For those who like statistics - see Government defeats in Lord since 1975.
From the outset, Brexit has been controversial (51.9% leave / 48.1% remain) and divisive (Scotland 62% remain, Northern Ireland 55.8% remain). The House of Lords has a key role in the constitution - explained here (pdf) - but its very existence is likely to be called into question in some quarters - see discussion at The Week. This is because the Lords have introduced what some politicians are portraying as anti-Brexit amendments. An alternative view is that the Lords has now called upon the elected House to properly address certain vital issues involved in achieving Brexit.
The Lords amendments address key issues such as whether the UK enters into some form of customs union with the EU, whether the UK seeks to retain membership of the European Economic Area (EEA) and whether sweeping powers are to be handed to Ministers to change the law by Henry VIII powers. These are key issues for the implementation of Brexit and the House of Commons will now have to face up to its role in addressing them. For example, if the Commons decides to support some form of Customs Union then that would bind the government to seek such an arrangement. On such vital questions, the House of Commons has so far been indecisive.

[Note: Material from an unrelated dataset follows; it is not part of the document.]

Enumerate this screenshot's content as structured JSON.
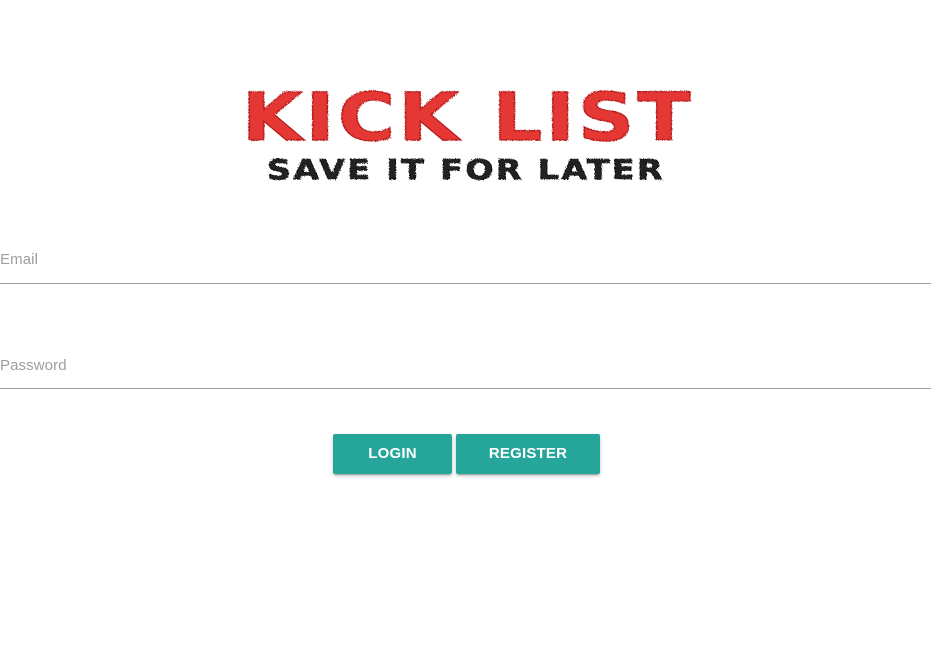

Reports forming a background to the Lords work on the Withdrawal Bill:
House of Lords Constitution Committee - The Great Repeal Bill and Delegated Powers - 9th report session 2016-17 (7th March 2017)
House of Lords Constitution Committee - Interim report on the EU (Withdrawal) Bill - 7th September 2017

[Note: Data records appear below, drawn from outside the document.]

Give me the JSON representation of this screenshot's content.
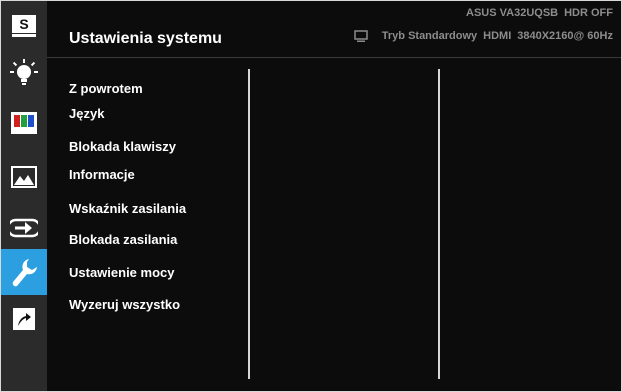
{
  "header": {
    "title": "Ustawienia systemu",
    "model": "ASUS  VA32UQSB",
    "hdr": "HDR OFF",
    "mode": "Tryb Standardowy",
    "input": "HDMI",
    "resolution": "3840X2160@ 60Hz"
  },
  "sidebar": {
    "items": [
      {
        "icon": "splendid-s-icon"
      },
      {
        "icon": "brightness-icon"
      },
      {
        "icon": "color-bars-icon"
      },
      {
        "icon": "image-icon"
      },
      {
        "icon": "input-select-icon"
      },
      {
        "icon": "wrench-icon",
        "active": true
      },
      {
        "icon": "shortcut-arrow-icon"
      }
    ]
  },
  "menu": {
    "items": [
      "Z powrotem",
      "Język",
      "Blokada klawiszy",
      "Informacje",
      "Wskaźnik zasilania",
      "Blokada zasilania",
      "Ustawienie mocy",
      "Wyzeruj wszystko"
    ]
  },
  "colors": {
    "accent": "#2c9fe0",
    "background": "#0c0c0c",
    "sidebar": "#2b2b2b",
    "status_text": "#8c8c8c"
  }
}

House of Lords Constitution Committee - EU (Withdrawal) Bill Report - 29th January 2018 - This follows the preliminary (7th March 2017) and interim (7th September 2017) reports on the Bill.
Consideration of Lords amendments (the "ping pong" process):
Third reading of the Withdrawal Bill is scheduled for 16th May after which the Bill returns to the House of Commons where it is expected that the government will seek to reverse most, possibly all, of the Lords amendments. It will be for elected MPs to decide whether or not to bow to the government's will.
When a bill has passed through third reading in both Houses it is returned to the first House (where it started) for any amendments made by the second House to be considered.
If the Commons makes amendments to the bill, the Lords must consider them and either agree or disagree to the amendments or make alternative proposals.
If the Lords disagrees with any Commons amendments, or makes alternative proposals, then the bill is sent back to the Commons.
A bill may go back and forth between each House until both Houses reach agreement on the exact wording of the bill – this is known as ‘ping pong’
When the exact wording has been agreed by the Commons and the Lords, the bill is ready for royal assent. Once a bill receives royal assent it is made an Act of Parliament (the proposals in the bill become law).
Ping pong process
In exceptional cases, when the two Houses do not reach agreement, the bill falls. If certain conditions are met, the Commons can use the Parliament Acts to pass the bill, without the consent of the Lords, in the following session. A problem for the Withdrawal Bill is that, at the instigation of the government, the present Parliamentary session is two years - 2017-19. The need for the Withdrawal Bill to become law prior to Brexit (29th March 2019) means that the Parliament Acts 1911-49 cannot be used to override the Lords on this Bill.